____ DATA PROVIDED

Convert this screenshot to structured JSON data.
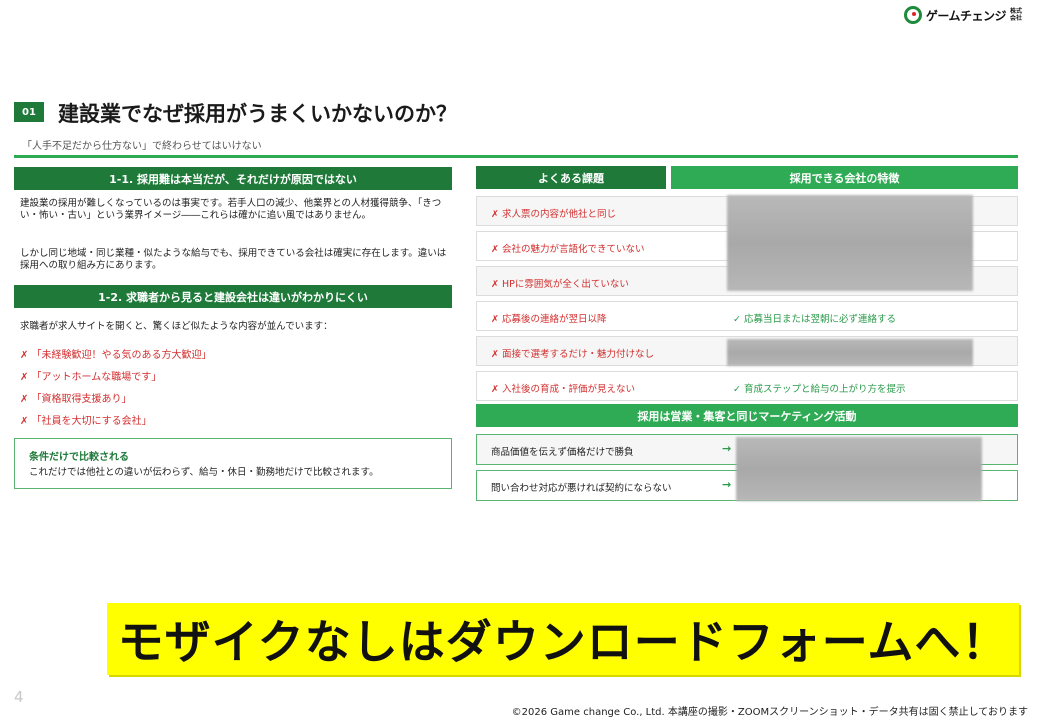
{
  "logo": {
    "name": "ゲームチェンジ",
    "suffix": "株式会社"
  },
  "header": {
    "number": "01",
    "title": "建設業でなぜ採用がうまくいかないのか？",
    "subtitle": "「人手不足だから仕方ない」で終わらせてはいけない"
  },
  "left": {
    "section1": {
      "title": "1-1. 採用難は本当だが、それだけが原因ではない",
      "paragraph1": "建設業の採用が難しくなっているのは事実です。若手人口の減少、他業界との人材獲得競争、「きつい・怖い・古い」という業界イメージ――これらは確かに追い風ではありません。",
      "paragraph2": "しかし同じ地域・同じ業種・似たような給与でも、採用できている会社は確実に存在します。違いは採用への取り組み方にあります。"
    },
    "section2": {
      "title": "1-2. 求職者から見ると建設会社は違いがわかりにくい",
      "intro": "求職者が求人サイトを開くと、驚くほど似たような内容が並んでいます：",
      "items": [
        "✗ 「未経験歓迎！やる気のある方大歓迎」",
        "✗ 「アットホームな職場です」",
        "✗ 「資格取得支援あり」",
        "✗ 「社員を大切にする会社」"
      ]
    },
    "callout": {
      "title": "条件だけで比較される",
      "body": "これだけでは他社との違いが伝わらず、給与・休日・勤務地だけで比較されます。"
    }
  },
  "right": {
    "col1_header": "よくある課題",
    "col2_header": "採用できる会社の特徴",
    "rows": [
      {
        "problem": "✗ 求人票の内容が他社と同じ",
        "solution": ""
      },
      {
        "problem": "✗ 会社の魅力が言語化できていない",
        "solution": ""
      },
      {
        "problem": "✗ HPに雰囲気が全く出ていない",
        "solution": ""
      },
      {
        "problem": "✗ 応募後の連絡が翌日以降",
        "solution": "✓ 応募当日または翌朝に必ず連絡する"
      },
      {
        "problem": "✗ 面接で選考するだけ・魅力付けなし",
        "solution": ""
      },
      {
        "problem": "✗ 入社後の育成・評価が見えない",
        "solution": "✓ 育成ステップと給与の上がり方を提示"
      }
    ],
    "marketing_header": "採用は営業・集客と同じマーケティング活動",
    "marketing_rows": [
      {
        "left": "商品価値を伝えず価格だけで勝負",
        "arrow": "→"
      },
      {
        "left": "問い合わせ対応が悪ければ契約にならない",
        "arrow": "→"
      }
    ]
  },
  "cta": {
    "text": "モザイクなしはダウンロードフォームへ！"
  },
  "footer": {
    "page": "4",
    "copyright": "©2026 Game change Co., Ltd. 本講座の撮影・ZOOMスクリーンショット・データ共有は固く禁止しております"
  }
}
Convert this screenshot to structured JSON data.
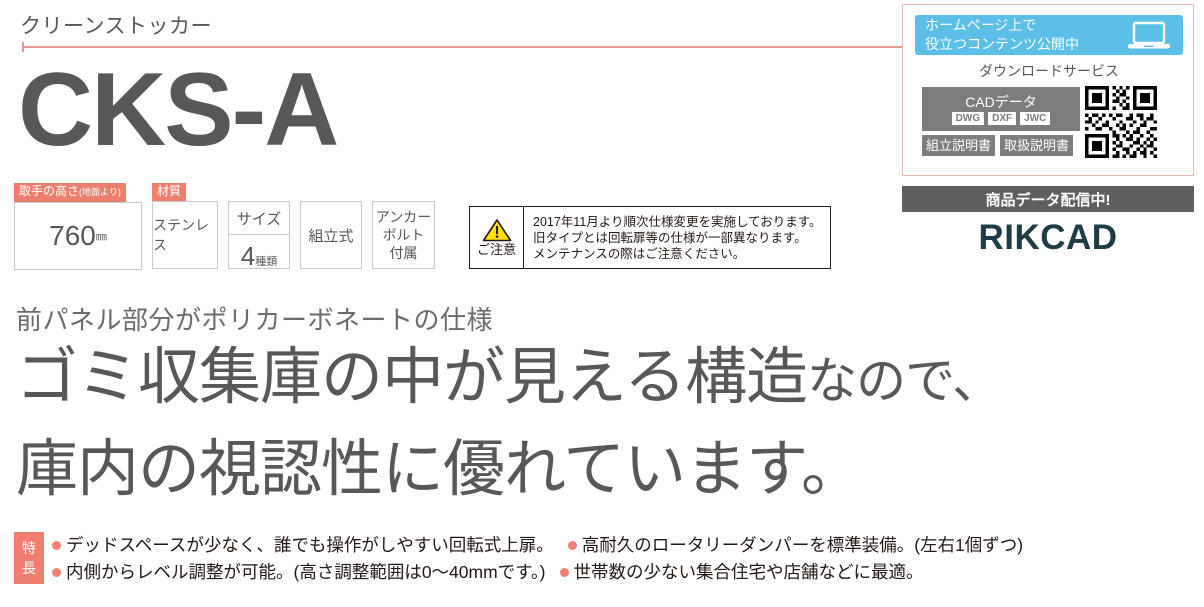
{
  "header": {
    "series_name": "クリーンストッカー",
    "model_name": "CKS-A"
  },
  "specs": [
    {
      "tag": "取手の高さ",
      "tag_small": "(地面より)",
      "value": "760",
      "unit": "㎜",
      "kind": "value-unit"
    },
    {
      "tag": "材質",
      "value": "ステンレス",
      "kind": "text"
    },
    {
      "tag": "",
      "top": "サイズ",
      "value": "4",
      "unit": "種類",
      "kind": "split"
    },
    {
      "tag": "",
      "value": "組立式",
      "kind": "text"
    },
    {
      "tag": "",
      "value_line1": "アンカー",
      "value_line2": "ボルト",
      "value_line3": "付属",
      "kind": "multiline"
    }
  ],
  "caution": {
    "icon_name": "warning-triangle-icon",
    "label": "ご注意",
    "lines": [
      "2017年11月より順次仕様変更を実施しております。",
      "旧タイプとは回転扉等の仕様が一部異なります。",
      "メンテナンスの際はご注意ください。"
    ]
  },
  "download_panel": {
    "banner_line1": "ホームページ上で",
    "banner_line2": "役立つコンテンツ公開中",
    "banner_icon": "laptop-icon",
    "title": "ダウンロードサービス",
    "cad_title": "CADデータ",
    "cad_formats": [
      "DWG",
      "DXF",
      "JWC"
    ],
    "doc_buttons": [
      "組立説明書",
      "取扱説明書"
    ],
    "qr_name": "qr-code"
  },
  "rikcad": {
    "bar_label": "商品データ配信中!",
    "logo": "RIKCAD"
  },
  "hero": {
    "lead": "前パネル部分がポリカーボネートの仕様",
    "line1_big": "ゴミ収集庫の中が見える構造",
    "line1_small": "なので、",
    "line2": "庫内の視認性に優れています。"
  },
  "features": {
    "badge_line1": "特",
    "badge_line2": "長",
    "rows": [
      [
        "デッドスペースが少なく、誰でも操作がしやすい回転式上扉。",
        "高耐久のロータリーダンパーを標準装備。(左右1個ずつ)"
      ],
      [
        "内側からレベル調整が可能。(高さ調整範囲は0〜40mmです。)",
        "世帯数の少ない集合住宅や店舗などに最適。"
      ]
    ]
  },
  "colors": {
    "accent_coral": "#ee7f6e",
    "rule_coral": "#e79a8e",
    "banner_blue": "#5bbfe8",
    "gray_button": "#7d7d7d",
    "dark_bar": "#5f5f5f",
    "rikcad_navy": "#1d3c44",
    "text_gray": "#595757"
  }
}
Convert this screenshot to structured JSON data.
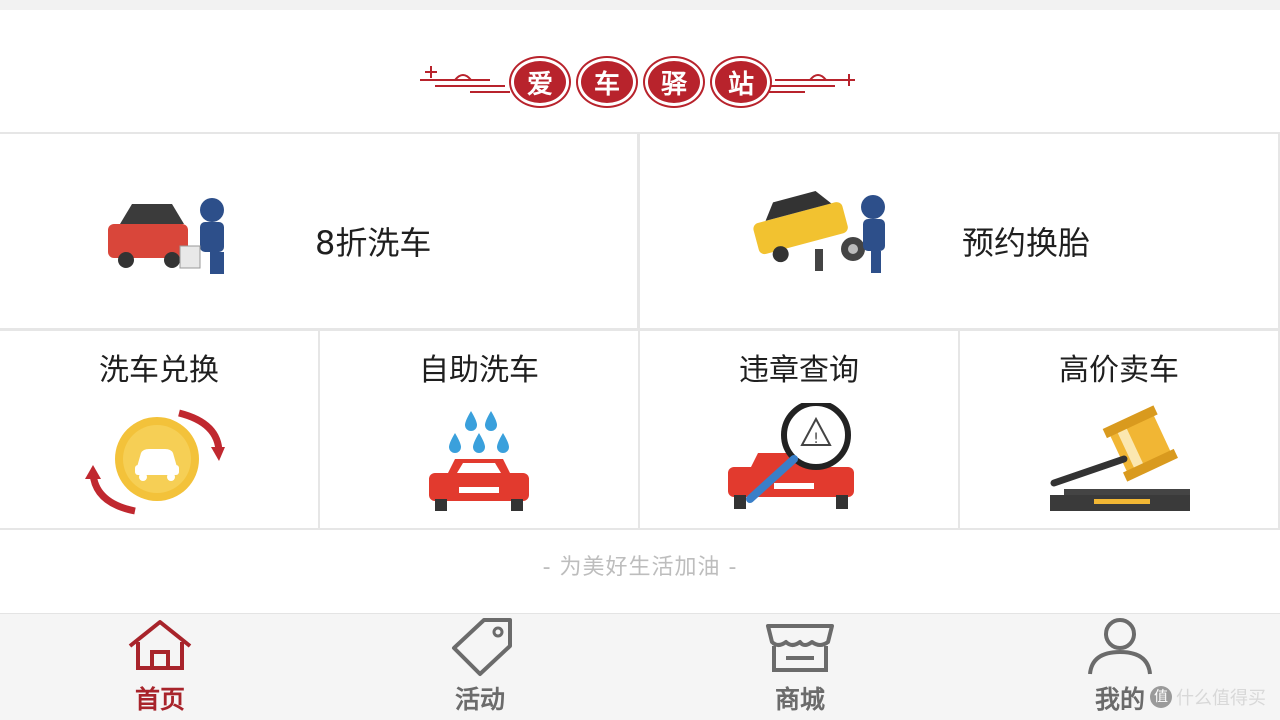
{
  "banner": {
    "title_chars": [
      "爱",
      "车",
      "驿",
      "站"
    ],
    "accent_color": "#b8232c"
  },
  "services_featured": [
    {
      "label": "8折洗车",
      "icon": "car-wash-worker-icon"
    },
    {
      "label": "预约换胎",
      "icon": "tire-change-worker-icon"
    }
  ],
  "services": [
    {
      "label": "洗车兑换",
      "icon": "coin-exchange-icon"
    },
    {
      "label": "自助洗车",
      "icon": "self-wash-car-icon"
    },
    {
      "label": "违章查询",
      "icon": "violation-search-icon"
    },
    {
      "label": "高价卖车",
      "icon": "auction-gavel-icon"
    }
  ],
  "slogan": "- 为美好生活加油 -",
  "tabbar": {
    "active_color": "#a8242b",
    "inactive_color": "#6b6b6b",
    "tabs": [
      {
        "label": "首页",
        "icon": "home-icon",
        "active": true
      },
      {
        "label": "活动",
        "icon": "tag-icon",
        "active": false
      },
      {
        "label": "商城",
        "icon": "store-icon",
        "active": false
      },
      {
        "label": "我的",
        "icon": "user-icon",
        "active": false
      }
    ]
  },
  "watermark": "什么值得买"
}
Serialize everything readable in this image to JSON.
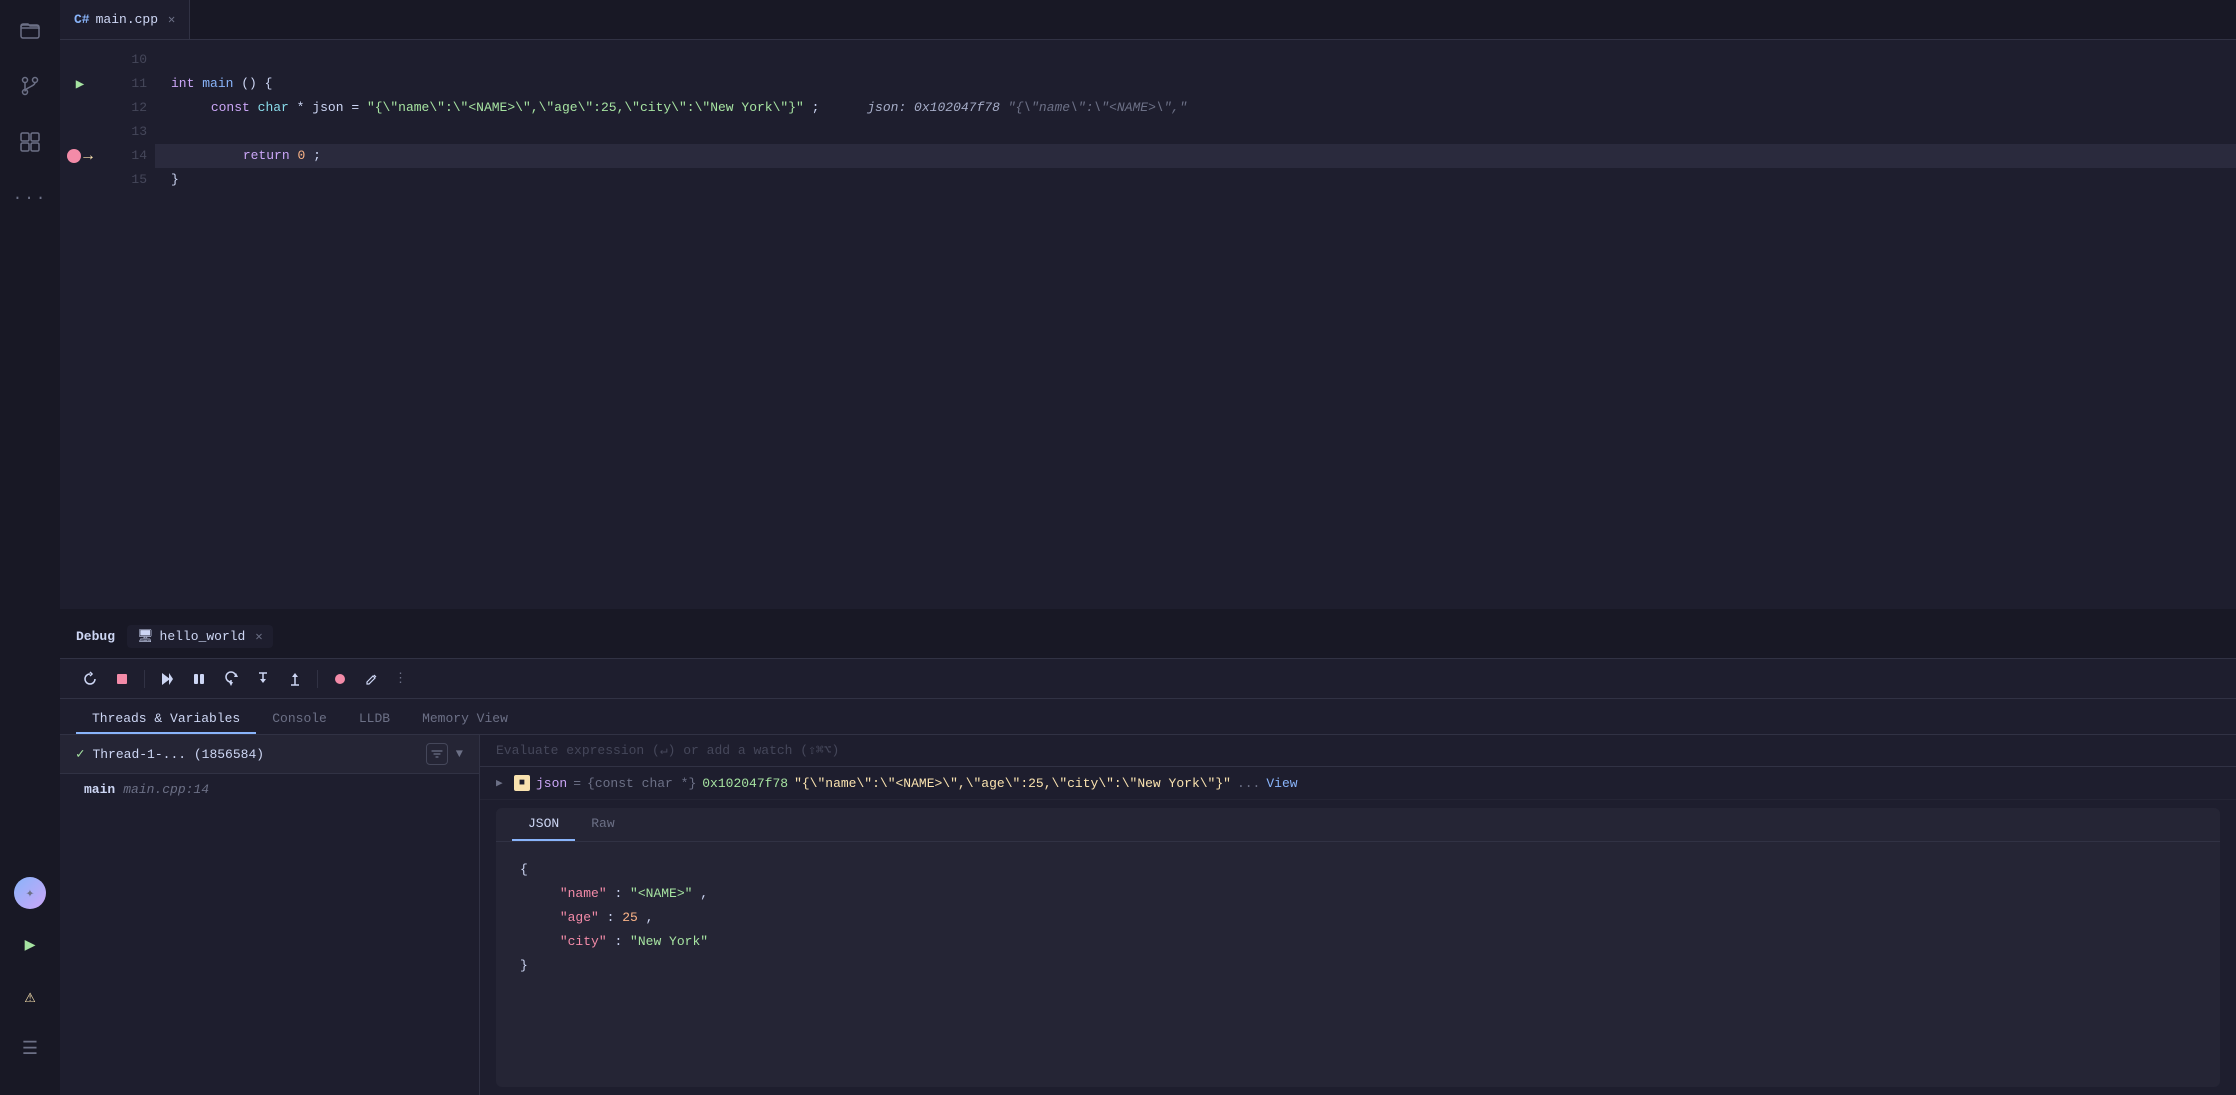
{
  "sidebar": {
    "icons": [
      {
        "name": "folder-icon",
        "symbol": "🗂",
        "active": false
      },
      {
        "name": "source-control-icon",
        "symbol": "⎇",
        "active": false
      },
      {
        "name": "extensions-icon",
        "symbol": "⊞",
        "active": false
      },
      {
        "name": "more-icon",
        "symbol": "···",
        "active": false
      }
    ],
    "bottom": [
      {
        "name": "run-icon",
        "symbol": "▶"
      },
      {
        "name": "warning-icon",
        "symbol": "⚠"
      },
      {
        "name": "menu-icon",
        "symbol": "☰"
      }
    ],
    "avatar": {
      "symbol": "✦"
    }
  },
  "tab_bar": {
    "tabs": [
      {
        "id": "main-cpp-tab",
        "label": "main.cpp",
        "active": true,
        "icon": "C#"
      }
    ]
  },
  "editor": {
    "lines": [
      {
        "number": "10",
        "content": "",
        "type": "empty"
      },
      {
        "number": "11",
        "content": "int main() {",
        "type": "code",
        "has_play": true
      },
      {
        "number": "12",
        "content": "    const char *json = \"{\\\"name\\\":\\\"<NAME>\\\",\\\"age\\\":25,\\\"city\\\":\\\"New York\\\"}\";",
        "type": "code",
        "inline_value": "json: 0x102047f78  \"{\"name\":\"<NAME>\","
      },
      {
        "number": "13",
        "content": "",
        "type": "empty"
      },
      {
        "number": "14",
        "content": "        return 0;",
        "type": "current",
        "has_breakpoint": true,
        "has_arrow": true
      },
      {
        "number": "15",
        "content": "}",
        "type": "code"
      }
    ]
  },
  "debug_panel": {
    "title": "Debug",
    "session_tab": {
      "label": "hello_world",
      "icon": "🖥"
    },
    "toolbar_buttons": [
      {
        "name": "restart-btn",
        "symbol": "↺",
        "title": "Restart"
      },
      {
        "name": "stop-btn",
        "symbol": "■",
        "title": "Stop",
        "red": true
      },
      {
        "name": "continue-btn",
        "symbol": "▷▷",
        "title": "Continue"
      },
      {
        "name": "pause-btn",
        "symbol": "⏸",
        "title": "Pause"
      },
      {
        "name": "step-over-btn",
        "symbol": "↩",
        "title": "Step Over"
      },
      {
        "name": "step-into-btn",
        "symbol": "↓",
        "title": "Step Into"
      },
      {
        "name": "step-out-btn",
        "symbol": "↑",
        "title": "Step Out"
      },
      {
        "name": "breakpoints-btn",
        "symbol": "◎",
        "title": "Breakpoints",
        "red": true
      },
      {
        "name": "edit-btn",
        "symbol": "✎",
        "title": "Edit"
      },
      {
        "name": "more-btn",
        "symbol": "⋮",
        "title": "More"
      }
    ],
    "tabs": [
      {
        "id": "threads-variables-tab",
        "label": "Threads & Variables",
        "active": true
      },
      {
        "id": "console-tab",
        "label": "Console",
        "active": false
      },
      {
        "id": "lldb-tab",
        "label": "LLDB",
        "active": false
      },
      {
        "id": "memory-view-tab",
        "label": "Memory View",
        "active": false
      }
    ],
    "thread": {
      "name": "Thread-1-... (1856584)",
      "checked": true
    },
    "stack_frame": {
      "name": "main",
      "file": "main.cpp:14"
    },
    "watch_placeholder": "Evaluate expression (↵) or add a watch (⇧⌘⌥)",
    "variables": [
      {
        "name": "json",
        "eq": "=",
        "type": "{const char *}",
        "addr": "0x102047f78",
        "value": "{\"name\":\"<NAME>\",\"age\":25,\"city\":\"New York\"}",
        "has_view": true,
        "view_label": "View",
        "ellipsis": "..."
      }
    ],
    "json_viewer": {
      "tabs": [
        {
          "id": "json-tab",
          "label": "JSON",
          "active": true
        },
        {
          "id": "raw-tab",
          "label": "Raw",
          "active": false
        }
      ],
      "content": {
        "name_key": "\"name\"",
        "name_val": "\"<NAME>\"",
        "age_key": "\"age\"",
        "age_val": "25",
        "city_key": "\"city\"",
        "city_val": "\"New York\""
      }
    }
  }
}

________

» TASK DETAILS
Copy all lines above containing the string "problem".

» THE ANSWER
        "problem": "✗ 求人票の内容が他社と同じ",
        "problem": "✗ 会社の魅力が言語化できていない",
        "problem": "✗ HPに雰囲気が全く出ていない",
        "problem": "✗ 応募後の連絡が翌日以降",
        "problem": "✗ 面接で選考するだけ・魅力付けなし",
        "problem": "✗ 入社後の育成・評価が見えない",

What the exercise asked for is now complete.